Health bosses have been pushed to answer how recruitment got so bad at a Welsh A&E during a grilling by AMs.
The Accident and Emergency department of the Royal Glamorgan faces being downgraded and even closed and bosses of Cwm Taf health board have said:
- The last consultant will soon leave the Royal Glamorgan hospital’s A&E department and will be the last to leave
- The level of doctors in the department has fallen to 1.6 full-time equivalents
- One inquest has already linked the provision at the hospital to the death of a patient, and admitted more are coming through the system
- The chief executive admitted: “We cannot say it will remain safe for the foreseeable future. It’s reached the point there’s significant risk”
One of the reasons being given for the proposed closure is the lack of staff, and failure to recruit staff to fill vacancies.
But during evidence to the Assembly’s health committee, when Dr Nick Lyons, the medical director, was asked what steps had been taken to try and recruit staff at the Royal Glamorgan, he couldn’t answer.
“I have to be completely honest I have only been in post since October last year so some of that detail, I don’t have,” he told the Plaid AM.
But, he said there are recruitment issues across the UK and he had personally spoken to other medical directors who were also struggling to fill the 1,200 vacancies UK-wide.
Dr Lyons said that the recent resignation of the final A&E consultant will mean there will be “no substantive, no employed emergency department consultant”.
“Emergency medical consultants like to work in exciting trauma centres and that environment, they like the buzz of that.”

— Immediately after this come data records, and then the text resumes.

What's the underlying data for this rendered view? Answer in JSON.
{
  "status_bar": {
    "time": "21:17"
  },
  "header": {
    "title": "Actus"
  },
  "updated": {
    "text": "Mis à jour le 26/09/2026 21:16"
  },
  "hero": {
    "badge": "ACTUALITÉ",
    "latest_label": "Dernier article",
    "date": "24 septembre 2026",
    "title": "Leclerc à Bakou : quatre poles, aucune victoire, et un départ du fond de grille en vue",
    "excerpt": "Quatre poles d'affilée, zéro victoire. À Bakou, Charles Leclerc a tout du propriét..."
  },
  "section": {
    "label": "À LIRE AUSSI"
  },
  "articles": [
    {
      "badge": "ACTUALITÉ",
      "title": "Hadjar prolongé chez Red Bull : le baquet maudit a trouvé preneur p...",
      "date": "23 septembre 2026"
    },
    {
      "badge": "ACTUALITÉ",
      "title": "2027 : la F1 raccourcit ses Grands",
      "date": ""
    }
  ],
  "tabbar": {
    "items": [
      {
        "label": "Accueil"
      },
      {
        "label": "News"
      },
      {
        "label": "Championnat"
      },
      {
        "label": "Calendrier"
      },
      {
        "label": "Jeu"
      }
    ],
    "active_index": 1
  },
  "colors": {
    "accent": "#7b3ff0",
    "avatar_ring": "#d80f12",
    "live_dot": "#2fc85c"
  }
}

He said that the “backbone” of work therefore falls to middle grade doctors – of which there are only 1.6 full-time equivalent.
Plaid Cymru AM Rhun ap Iorwerth repeatedly asked the trio how the recruitment issue had got so bad.
He said he had been told there had been no “concerted effort” to recruit for five years.
Dr Lyons told him “that may well be the case”.
Mr ap Iorwerth asked the bosses to provide details of occasions in the last five years where they had made attempts to recruit.
And in response to a further question, said the South Wales Programme [which proposed the unit being converted into a minor injuries unit] “paralysed” recruitment.
“If I was a consultant emergency medicine doctor would I come and work, move house, move my family and come and work in a department where there was a matter of public record that there was an intention to convert it into a minor injuries unit”.
He admitted recruitment was a “potentially solvable” problem but said there is a “reality check” is that 17 consultants and 20 middle-grade doctors are needed but there is a low response to any adverts.
Dr Lyons said meetings were taking place with the 50 locum doctors working at the unit to see what they can offer to try get them to stay on as a consultant. One offer is to pay for their remaining training.
Chief executive Sharon Hopkins told the committee she couldn’t “turn the clock back” on decisions made before her time, but was challenged by Mr ap Iorwerth about “what has been done, what has been attempted as a means to resolve problems”.
Labour’s Lynne Neagle said the health board signed up in 2014 but only one of the agreed positions was implemented.
“Why didn’t the health board implement the programme six years ago?”
Mr Hopkins said: “When you look back, in order to facilitate a minor injuries unit, all those pathways need to be put in place. The start point was the acute medical serivce. The board spent a lot of time putting that in to accommodate those pathways, and community care.
“It seems the definitive programme about how we would move from 2014 to what was then envisaged, that wasn’t as clear as it could have been.”
“We can see there has been work done, but not sufficient”.
Angela Burns, Conservative AM, said: “You may be frustrated but trust me, we are so frustrated. Where’s the corporate responsibility?
“It’s a new team and a new ball game and we’ve nothing to do with the past.
Somebody somewhere there is a chain of continuity, this health board didn’t just suddenly reinvent itself when you turned up. There has to be corporate responsibility.
“I haven’t run a health board, but I’ve run other smaller businesses, one of the first things you do is survey the canvas you have to work with. You find out what’s happening, what’s going wrong and what’s going well.
“I struggle with the notion that you don’t really know what went on in the past. I appreciate you may want to say it for political reasons or because you don’t want to diss the previous incumbents but nonetheless I am horrified that you are really going to sit here and say you don’t know what went wrong over the last few years”.
She said it was “important” for AMs to push them on what had gone wrong because “this isn’t just about Cwm Taf”.
“This is happening in other health boards all over Wales. Hospitals are allowed to wither on the vine for whatever reason and we need to understand if it’s deliberate, or whether its’ accidental or workforce and cultural pressures. We have lessons to learn here.”
David Rees, Labour AM, urged them to speak to board members who were in post over the period of decline to find out what happened.